How about they come out with something half-ass tomorrow, there's a big dump of risk assets and then they do the bizness over the weekend and we wake up to a Magic Melt-Up on Momo Monday?

Still liking Japan a lot, it's safely out of the way of whatever Euro mud may get thrown around, and also like selected US equities. Agree that some of the safety havens (CHF, JPY, silver, USTs) are probably going to get torched before July is over.

A 50 bps move on the long bond and I'll be filling my boots again. Low rates are here to stay.

Ambo said...

So they going to leg it through e/c,otherwise you can't have your cake and eat it too.

Leftback said...

The fudge recipe might not be quite right yet, but another case of Ch. Eurobolleaux is being chilled.

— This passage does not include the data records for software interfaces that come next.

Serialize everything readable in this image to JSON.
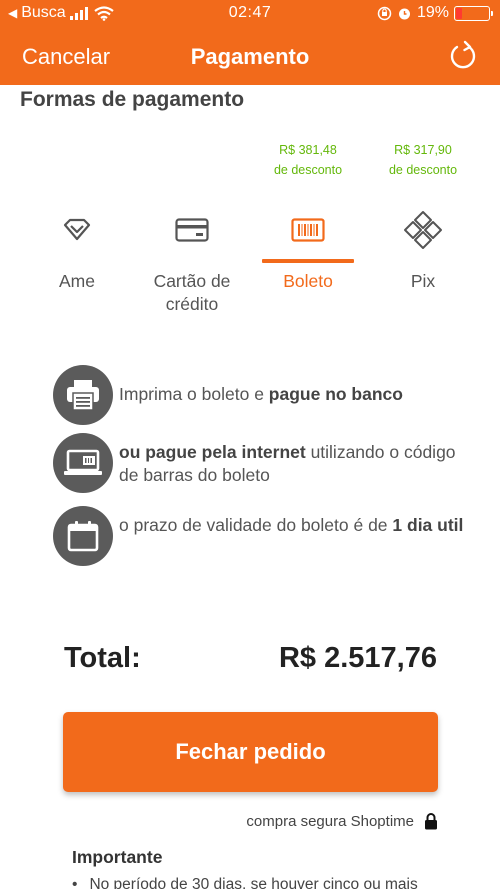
{
  "status_bar": {
    "back_app": "Busca",
    "time": "02:47",
    "battery": "19%"
  },
  "nav": {
    "cancel": "Cancelar",
    "title": "Pagamento",
    "refresh_icon": "refresh-icon"
  },
  "section_title": "Formas de pagamento",
  "discounts": {
    "boleto": {
      "amount": "R$ 381,48",
      "label": "de desconto"
    },
    "pix": {
      "amount": "R$ 317,90",
      "label": "de desconto"
    }
  },
  "tabs": [
    {
      "label": "Ame",
      "icon": "diamond-icon",
      "active": false
    },
    {
      "label_line1": "Cartão de",
      "label_line2": "crédito",
      "icon": "credit-card-icon",
      "active": false
    },
    {
      "label": "Boleto",
      "icon": "barcode-icon",
      "active": true
    },
    {
      "label": "Pix",
      "icon": "pix-icon",
      "active": false
    }
  ],
  "info": [
    {
      "icon": "printer-icon",
      "text1": "Imprima o boleto e ",
      "bold1": "pague no banco"
    },
    {
      "icon": "laptop-barcode-icon",
      "bold1": "ou pague pela internet",
      "text1": " utilizando o código de barras do boleto"
    },
    {
      "icon": "calendar-icon",
      "text1": "o prazo de validade do boleto é de ",
      "bold1": "1 dia util"
    }
  ],
  "total": {
    "label": "Total:",
    "value": "R$ 2.517,76"
  },
  "cta": "Fechar pedido",
  "secure_text": "compra segura Shoptime",
  "important": {
    "title": "Importante",
    "bullet": "No período de 30 dias, se houver cinco ou mais"
  },
  "colors": {
    "brand": "#f26a1b",
    "discount": "#64b80b",
    "icon_circle": "#5b5b5b"
  }
}
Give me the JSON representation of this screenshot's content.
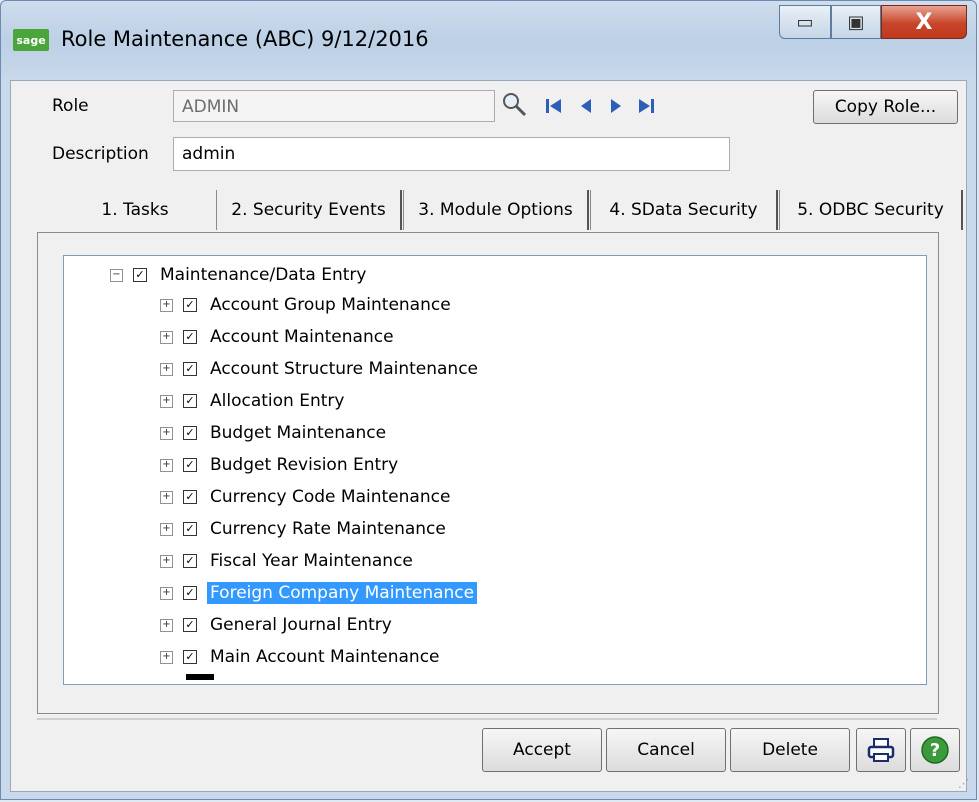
{
  "window": {
    "title": "Role Maintenance (ABC) 9/12/2016",
    "app_icon_text": "sage",
    "min_glyph": "▭",
    "max_glyph": "▣",
    "close_glyph": "X"
  },
  "form": {
    "role_label": "Role",
    "role_value": "ADMIN",
    "description_label": "Description",
    "description_value": "admin",
    "copy_role_label": "Copy Role..."
  },
  "nav_icons": [
    "search-icon",
    "first-record-icon",
    "previous-record-icon",
    "next-record-icon",
    "last-record-icon"
  ],
  "tabs": [
    {
      "label": "1. Tasks",
      "active": true
    },
    {
      "label": "2. Security Events",
      "active": false
    },
    {
      "label": "3. Module Options",
      "active": false
    },
    {
      "label": "4. SData Security",
      "active": false
    },
    {
      "label": "5. ODBC Security",
      "active": false
    }
  ],
  "tree": {
    "parent": {
      "label": "Maintenance/Data Entry",
      "checked": true,
      "expanded": true
    },
    "items": [
      {
        "label": "Account Group Maintenance",
        "checked": true
      },
      {
        "label": "Account Maintenance",
        "checked": true
      },
      {
        "label": "Account Structure Maintenance",
        "checked": true
      },
      {
        "label": "Allocation Entry",
        "checked": true
      },
      {
        "label": "Budget Maintenance",
        "checked": true
      },
      {
        "label": "Budget Revision Entry",
        "checked": true
      },
      {
        "label": "Currency Code Maintenance",
        "checked": true
      },
      {
        "label": "Currency Rate Maintenance",
        "checked": true
      },
      {
        "label": "Fiscal Year Maintenance",
        "checked": true
      },
      {
        "label": "Foreign Company Maintenance",
        "checked": true,
        "selected": true
      },
      {
        "label": "General Journal Entry",
        "checked": true
      },
      {
        "label": "Main Account Maintenance",
        "checked": true
      }
    ]
  },
  "buttons": {
    "accept": "Accept",
    "cancel": "Cancel",
    "delete": "Delete"
  },
  "colors": {
    "selection": "#3399ff",
    "nav_icon": "#2e5fb8",
    "help": "#3b9a3b"
  }
}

Mangler might yet prove to be a spoiler for the optimists, until someone explains DB's book to her.

Haircuts, hmm... mullet, short back and sides, or the Marine buzzcut..?

Anonymous said...

Pardon my ignorance, but what is the Soothsayer signal?

Anonymous said...

Part of me really hopes that this theory of yours is only partly correct. Give the banks the money and let Greece default whilst using the efsf to be bid (for your size, shag) in Italian and Spanish bonds, let china bot soak the eur offers(for promises of all our children) and hey presto. Everyones a winner baby, that's the truth...

Anonymous said...

"Pardon my ignorance, but what is the Soothsayer signal?"

I am guessing one of the DeMark indicators (which use to be free on Bloomberg, but are now a several thousand dollar a year addon).

chancee said...

Simply no way the us equities markets break out on a new bull run. The second we break above the 2011 highs, a barrage of rationality will hit the street proclaiming the market to be overvalued - which it will be. The myth of 'climbing the wall of worry' only works when fed is providing free money.

Bottom line, the market has not risen since 2007 without QE.

Anonymous said...

Soothsayer signal or not USD/CHF is too highly correlated with EUR/USD. Yes, 3-month rolling correlations have dropped to -0.19 but yearly correlations are -0.84. When EUR/USD goes up, USD/CHF goes down.

Polemic said...

Re chf. The soothsayer (and yes you guessed right) was in eur/chf which is the core of the argument and its really chf crosses we are playing at. eg Chf/nok or chf/sek.